Whether these procedures give MPs the means fully to scrutinise any “Barnett consequentials” of England-only (or England and Wales only) legislation may be doubted. If they prove to be inadequate, it may be that one (unintended?) consequence of EVEL will be to reform the House of Commons’ Supply process. From the perspective of parliamentary openness and effective parliamentary scrutiny, that would be no bad thing. The Treasury, however, may take a different view.


On one level the Government are right that their proposed Standing Orders are “a relatively modest step”, as the Leader of the House has put it. All MPs will continue to be able to vote on all Bills. All that is being done is to ensure that England-only measures (or England-and-Wales only measures) proceed only with the consent of a majority of MPs representing seats in England (or England and Wales). But even relatively modest steps can have profound consequences – the ripple effect of these proposed Standing Orders may be significant, and may not yet be fully understood.

Proceeding by means of changing the House’s Standing Orders (rather than by enacting primary legislation) is the correct route, constitutionally.

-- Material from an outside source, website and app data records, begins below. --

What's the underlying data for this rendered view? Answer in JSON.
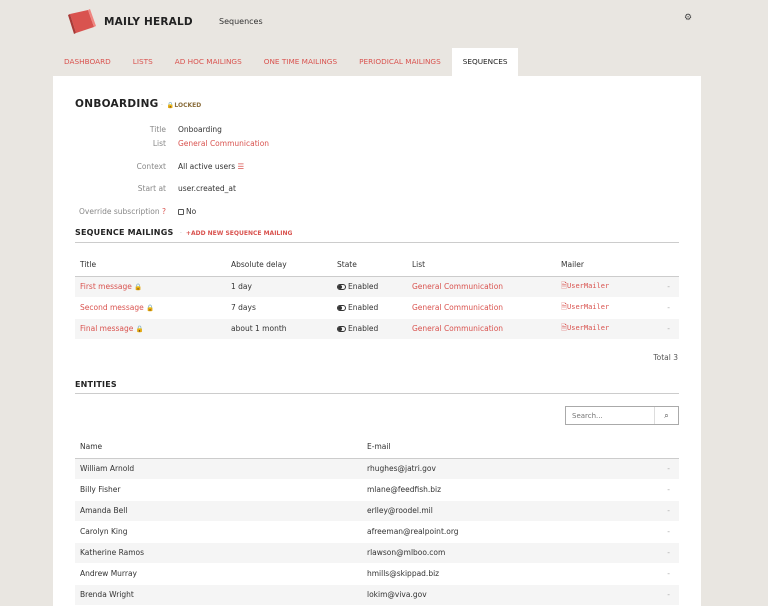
{
  "app": {
    "brand": "MAILY HERALD",
    "breadcrumb": "Sequences"
  },
  "colors": {
    "accent": "#d9534f",
    "panel": "#ffffff",
    "background": "#e9e6e1"
  },
  "nav": {
    "tabs": [
      "DASHBOARD",
      "LISTS",
      "AD HOC MAILINGS",
      "ONE TIME MAILINGS",
      "PERIODICAL MAILINGS",
      "SEQUENCES"
    ],
    "active": "SEQUENCES"
  },
  "sequence": {
    "name": "ONBOARDING",
    "locked_label": "LOCKED",
    "fields": {
      "title_label": "Title",
      "title_value": "Onboarding",
      "list_label": "List",
      "list_value": "General Communication",
      "context_label": "Context",
      "context_value": "All active users",
      "start_label": "Start at",
      "start_value": "user.created_at",
      "override_label": "Override subscription",
      "override_value": "No"
    }
  },
  "mailings": {
    "heading": "SEQUENCE MAILINGS",
    "add_label": "ADD NEW SEQUENCE MAILING",
    "columns": [
      "Title",
      "Absolute delay",
      "State",
      "List",
      "Mailer"
    ],
    "rows": [
      {
        "title": "First message",
        "delay": "1 day",
        "state": "Enabled",
        "list": "General Communication",
        "mailer": "UserMailer",
        "action": "-"
      },
      {
        "title": "Second message",
        "delay": "7 days",
        "state": "Enabled",
        "list": "General Communication",
        "mailer": "UserMailer",
        "action": "-"
      },
      {
        "title": "Final message",
        "delay": "about 1 month",
        "state": "Enabled",
        "list": "General Communication",
        "mailer": "UserMailer",
        "action": "-"
      }
    ],
    "total": "Total 3"
  },
  "entities": {
    "heading": "ENTITIES",
    "search_placeholder": "Search...",
    "columns": [
      "Name",
      "E-mail"
    ],
    "rows": [
      {
        "name": "William Arnold",
        "email": "rhughes@jatri.gov",
        "action": "-"
      },
      {
        "name": "Billy Fisher",
        "email": "mlane@feedfish.biz",
        "action": "-"
      },
      {
        "name": "Amanda Bell",
        "email": "erlley@roodel.mil",
        "action": "-"
      },
      {
        "name": "Carolyn King",
        "email": "afreeman@realpoint.org",
        "action": "-"
      },
      {
        "name": "Katherine Ramos",
        "email": "rlawson@mlboo.com",
        "action": "-"
      },
      {
        "name": "Andrew Murray",
        "email": "hmills@skippad.biz",
        "action": "-"
      },
      {
        "name": "Brenda Wright",
        "email": "lokim@viva.gov",
        "action": "-"
      }
    ]
  }
}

It is ever more difficult for legislation effectively to exclude the possibility of judicial review. Even where statute evinces a clear parliamentary intention that judicial review should be excluded, the courts are apt to set this aside and to adjudicate regardless: the recent UK Supreme Court ruling (in R (Evans) v Attorney General [2015] UKSC 21) on section 53 of the Freedom of Information Act 2000 is a potent illustration of this.

I am less confident, however, that the certification process as provided for in the Government’s proposals is fit for purpose. It risks politicising the office of Speaker. It requires the Speaker to have very full legal advice about matters the like of which have repeatedly divided the Supreme Court (in its devolution case law). And, most worryingly of all perhaps, the Speaker will be prevented from giving reasons for his decisions. This is in marked contrast to the position under the devolution statutes, where sometimes very detailed reasons may be given both by ministers and, of course, by the courts in any subsequent case law, explaining their views as to why a measure is within or outwith devolved competence. The constitutional value of transparency and openness in decision-making is hardly enhanced if Parliament and the public are prevented from seeing and understanding the reasons for decisions.

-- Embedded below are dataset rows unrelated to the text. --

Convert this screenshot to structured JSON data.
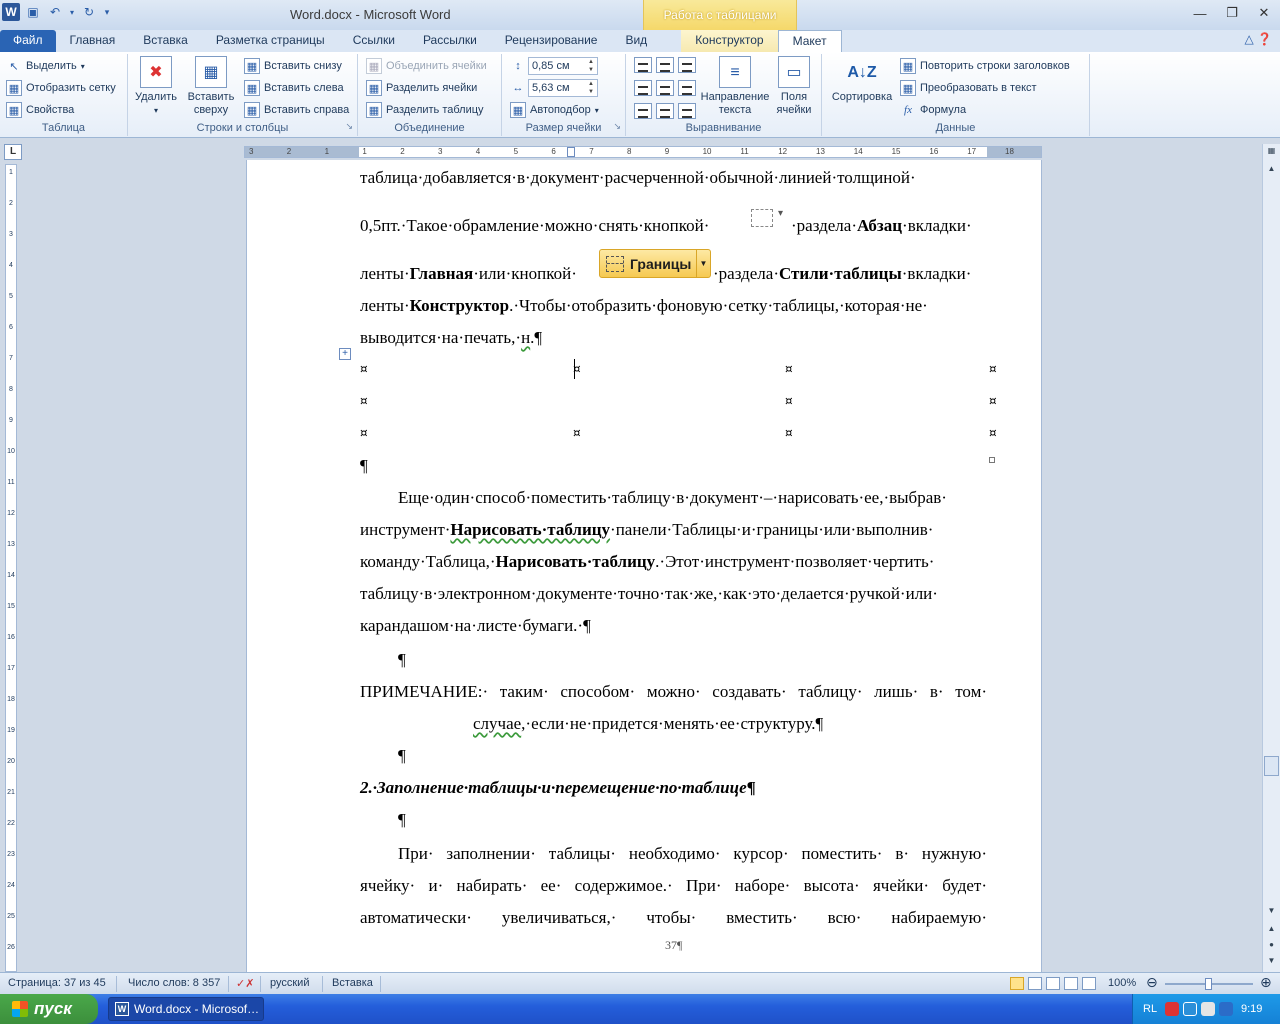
{
  "window": {
    "title": "Word.docx  -  Microsoft Word",
    "context_group": "Работа с таблицами"
  },
  "icons": {
    "word_logo": "W",
    "save": "save-icon",
    "undo": "undo-icon",
    "redo": "redo-icon"
  },
  "tabs": [
    {
      "label": "Файл"
    },
    {
      "label": "Главная"
    },
    {
      "label": "Вставка"
    },
    {
      "label": "Разметка страницы"
    },
    {
      "label": "Ссылки"
    },
    {
      "label": "Рассылки"
    },
    {
      "label": "Рецензирование"
    },
    {
      "label": "Вид"
    },
    {
      "label": "Конструктор"
    },
    {
      "label": "Макет"
    }
  ],
  "ribbon": {
    "table": {
      "label": "Таблица",
      "select": "Выделить",
      "show_grid": "Отобразить сетку",
      "properties": "Свойства"
    },
    "rows_cols": {
      "label": "Строки и столбцы",
      "delete": "Удалить",
      "insert_above_1": "Вставить",
      "insert_above_2": "сверху",
      "insert_below": "Вставить снизу",
      "insert_left": "Вставить слева",
      "insert_right": "Вставить справа"
    },
    "merge": {
      "label": "Объединение",
      "merge_cells": "Объединить ячейки",
      "split_cells": "Разделить ячейки",
      "split_table": "Разделить таблицу"
    },
    "cell_size": {
      "label": "Размер ячейки",
      "height": "0,85 см",
      "width": "5,63 см",
      "autofit": "Автоподбор"
    },
    "alignment": {
      "label": "Выравнивание",
      "direction_1": "Направление",
      "direction_2": "текста",
      "margins_1": "Поля",
      "margins_2": "ячейки"
    },
    "data": {
      "label": "Данные",
      "sort": "Сортировка",
      "repeat_header": "Повторить строки заголовков",
      "convert": "Преобразовать в текст",
      "formula": "Формула"
    }
  },
  "document": {
    "l1": "таблица·добавляется·в·документ·расчерченной·обычной·линией·толщиной·",
    "l2a": "0,5пт.·Такое·обрамление·можно·снять·кнопкой·",
    "l2b": "·раздела·",
    "l2c": "Абзац",
    "l2d": "·вкладки·",
    "l3a": "ленты·",
    "l3b": "Главная",
    "l3c": "·или·кнопкой·",
    "l3d": "·раздела·",
    "l3e": "Стили·таблицы",
    "l3f": "·вкладки·",
    "l4a": "ленты·",
    "l4b": "Конструктор",
    "l4c": ".·Чтобы·отобразить·фоновую·сетку·таблицы,·которая·не·",
    "l5a": "выводится·на·печать,·",
    "l5b": "н",
    "l5c": ".¶",
    "borders_button": "Границы",
    "cell_mark": "¤",
    "pilcrow": "¶",
    "p2_l1": "Еще·один·способ·поместить·таблицу·в·документ·–·нарисовать·ее,·выбрав·",
    "p2_l2a": "инструмент·",
    "p2_l2b": "Нарисовать·таблицу",
    "p2_l2c": "·панели·Таблицы·и·границы·или·выполнив·",
    "p2_l3a": "команду·Таблица,·",
    "p2_l3b": "Нарисовать·таблицу",
    "p2_l3c": ".·Этот·инструмент·позволяет·чертить·",
    "p2_l4": "таблицу·в·электронном·документе·точно·так·же,·как·это·делается·ручкой·или·",
    "p2_l5": "карандашом·на·листе·бумаги.·¶",
    "note_l1": "ПРИМЕЧАНИЕ:·  таким·  способом·  можно·  создавать·  таблицу·  лишь·  в·  том·",
    "note_l2a": "случае",
    "note_l2b": ",·если·не·придется·менять·ее·структуру.¶",
    "heading": "2.·Заполнение·таблицы·и·перемещение·по·таблице",
    "p3_l1": "При·  заполнении·  таблицы·  необходимо·  курсор·  поместить·  в·  нужную·",
    "p3_l2": "ячейку·  и·  набирать·  ее·  содержимое.·  При·  наборе·  высота·  ячейки·  будет·",
    "p3_l3": "автоматически·      увеличиваться,·      чтобы·      вместить·      всю·      набираемую·",
    "page_number": "37¶"
  },
  "ruler_numbers": [
    "3",
    "2",
    "1",
    "1",
    "2",
    "3",
    "4",
    "5",
    "6",
    "7",
    "8",
    "9",
    "10",
    "11",
    "12",
    "13",
    "14",
    "15",
    "16",
    "17",
    "18"
  ],
  "vruler_numbers": [
    "1",
    "2",
    "3",
    "4",
    "5",
    "6",
    "7",
    "8",
    "9",
    "10",
    "11",
    "12",
    "13",
    "14",
    "15",
    "16",
    "17",
    "18",
    "19",
    "20",
    "21",
    "22",
    "23",
    "24",
    "25",
    "26"
  ],
  "status": {
    "page": "Страница: 37 из 45",
    "words": "Число слов: 8 357",
    "language": "русский",
    "mode": "Вставка",
    "zoom": "100%"
  },
  "taskbar": {
    "start": "пуск",
    "task_word": "Word.docx - Microsof…",
    "lang": "RL",
    "time": "9:19"
  }
}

Finally, it needs to be said that the process of constitutional change is often as important as its substance. Given that the Government have a majority of English (and English-and-Welsh) seats, as well as an overall majority in the House of Commons, EVEL is a matter in respect of which there is currently no need to rush. Perhaps the Government would be wise to follow the advice of the House of Lords Constitution Committee which, in its 2011 report on The Process of Constitutional Change recommended that constitutional change be accompanied by careful consideration of: the impact of the proposals on existing constitutional arrangements; the importance of seeking consensus; the importance of public engagement and consultation; the importance of robust, internal scrutiny through the Cabinet Committee system; whether a Green Paper should precede the setting of Government policy; and whether a White Paper should precede the enactment of constitutional change.

If the Government want their “relatively modest proposal” to stand the test of time, they would be well advised to proceed with less haste and more care. I welcome the idea of English votes for English laws. I would welcome it more enthusiastically if I thought that its consequences and constitutional importance had been fully thought through.

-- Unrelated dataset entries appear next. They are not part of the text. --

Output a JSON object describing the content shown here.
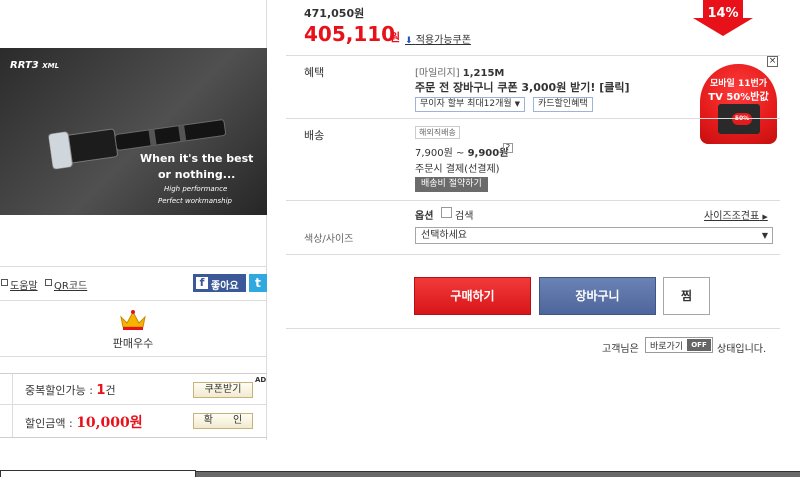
{
  "product": {
    "image_brand": "RRT3",
    "image_model": "XML",
    "image_slogan1": "When it's the best",
    "image_slogan2": "or nothing...",
    "image_line1": "High performance",
    "image_line2": "Perfect workmanship"
  },
  "tools": {
    "help": "도움말",
    "qrcode": "QR코드",
    "facebook_label": "좋아요",
    "facebook_icon": "f",
    "twitter_icon": "t"
  },
  "seller": {
    "grade_label": "판매우수"
  },
  "coupon": {
    "ad": "AD",
    "dup_label": "중복할인가능 : ",
    "dup_count": "1",
    "dup_unit": "건",
    "receive_button": "쿠폰받기",
    "discount_label": "할인금액 : ",
    "discount_amount": "10,000원",
    "confirm_button": "확　　인"
  },
  "price": {
    "original": "471,050원",
    "sale": "405,110",
    "sale_unit": "원",
    "coupon_link": "적용가능쿠폰",
    "discount_rate": "14%"
  },
  "benefit": {
    "label": "혜택",
    "mileage_label": "[마일리지]",
    "mileage_value": "1,215M",
    "cart_coupon": "주문 전 장바구니 쿠폰 3,000원 받기! [클릭]",
    "installment": "무이자 할부 최대12개월",
    "card_discount": "카드할인혜택"
  },
  "mobile_banner": {
    "line1": "모바일 11번가",
    "line2": "TV 50%반값",
    "badge": "50%",
    "close": "×"
  },
  "shipping": {
    "label": "배송",
    "overseas": "해외직배송",
    "fee_low": "7,900원 ~ ",
    "fee_high": "9,900원",
    "help": "?",
    "prepay": "주문시 결제(선결제)",
    "save_button": "배송비 절약하기"
  },
  "options": {
    "option_label": "옵션",
    "search_label": "검색",
    "size_chart": "사이즈조견표",
    "color_size_label": "색상/사이즈",
    "select_placeholder": "선택하세요"
  },
  "actions": {
    "buy": "구매하기",
    "cart": "장바구니",
    "wish": "찜"
  },
  "shortcut": {
    "prefix": "고객님은",
    "button": "바로가기",
    "state": "OFF",
    "suffix": "상태입니다."
  },
  "colors": {
    "price_red": "#e8111a",
    "buy_red": "#d8161a",
    "cart_blue": "#4e669b",
    "facebook": "#3b5998",
    "twitter": "#2fa9e0"
  }
}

[This blog post is based on written evidence submitted to the House of Commons Procedure Committee, which is undertaking an inquiry into the Government’s EVEL proposals.]